This article concerns the origins of the idea of action learning, especially the claim by Revans that his Memorandum on ‘The Entry of Girls into the Nursing Profession’ in Essex hospitals written in 1938 was the first step in the development of action learning. Whilst Revans repeatedly made this claim, there is no evidence in the actual words of the Memorandum to support it, and he never explained the basis for his belief. Why Revans saw this paper as a first step is therefore a mystery. In this paper we examine the circumstances of the production of the Memorandum to find possible answers.
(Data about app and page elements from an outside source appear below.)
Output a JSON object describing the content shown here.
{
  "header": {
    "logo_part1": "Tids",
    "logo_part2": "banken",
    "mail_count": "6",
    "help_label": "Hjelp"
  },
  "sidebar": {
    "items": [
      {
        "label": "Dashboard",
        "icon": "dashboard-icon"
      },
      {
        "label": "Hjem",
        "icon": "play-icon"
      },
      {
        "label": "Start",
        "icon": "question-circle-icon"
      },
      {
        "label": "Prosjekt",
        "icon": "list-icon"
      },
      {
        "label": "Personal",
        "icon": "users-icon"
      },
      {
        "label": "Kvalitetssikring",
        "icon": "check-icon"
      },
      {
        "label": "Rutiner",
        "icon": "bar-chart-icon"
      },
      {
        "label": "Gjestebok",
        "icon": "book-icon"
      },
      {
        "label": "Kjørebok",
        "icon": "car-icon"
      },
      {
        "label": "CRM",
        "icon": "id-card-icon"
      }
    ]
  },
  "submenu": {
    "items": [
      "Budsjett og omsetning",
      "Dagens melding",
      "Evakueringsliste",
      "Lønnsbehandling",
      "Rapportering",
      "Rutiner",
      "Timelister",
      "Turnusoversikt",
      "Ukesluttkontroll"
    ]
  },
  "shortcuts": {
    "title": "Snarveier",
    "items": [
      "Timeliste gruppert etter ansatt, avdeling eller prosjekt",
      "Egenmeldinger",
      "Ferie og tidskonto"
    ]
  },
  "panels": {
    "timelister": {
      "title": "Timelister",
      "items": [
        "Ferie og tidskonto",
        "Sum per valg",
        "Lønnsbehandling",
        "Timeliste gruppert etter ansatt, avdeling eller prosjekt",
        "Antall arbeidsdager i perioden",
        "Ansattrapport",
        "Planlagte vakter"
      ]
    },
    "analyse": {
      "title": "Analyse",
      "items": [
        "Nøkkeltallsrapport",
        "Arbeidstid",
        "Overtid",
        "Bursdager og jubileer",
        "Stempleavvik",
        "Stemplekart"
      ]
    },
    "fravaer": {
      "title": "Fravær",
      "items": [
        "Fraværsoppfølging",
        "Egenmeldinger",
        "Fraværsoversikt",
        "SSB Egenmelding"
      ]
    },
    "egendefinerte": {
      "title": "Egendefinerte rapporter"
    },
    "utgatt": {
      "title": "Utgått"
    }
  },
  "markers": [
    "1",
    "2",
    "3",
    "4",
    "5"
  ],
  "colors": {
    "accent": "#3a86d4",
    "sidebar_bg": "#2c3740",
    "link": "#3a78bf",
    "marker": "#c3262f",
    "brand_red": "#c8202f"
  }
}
After discussing the evidence we conclude that Revans’ claim is based on the ideas and insights which occurred to him in 1938 in his research and thinking, rather than upon what he actually wrote. We also suggest some defining aspects of action learning can be traced back to ideas first stimulated in the research and production of the 1938 Memorandum, including the importance of first-hand knowledge in tackling organisational problems; the limitations of expert knowledge in complex conditions; the impact of hierarchy on the flow of knowledge; the importance of problem ownership in bring about action for improvement and the primacy of learning in the processes of problem-solving and innovation.
- First-hand knowledge
- expert knowledge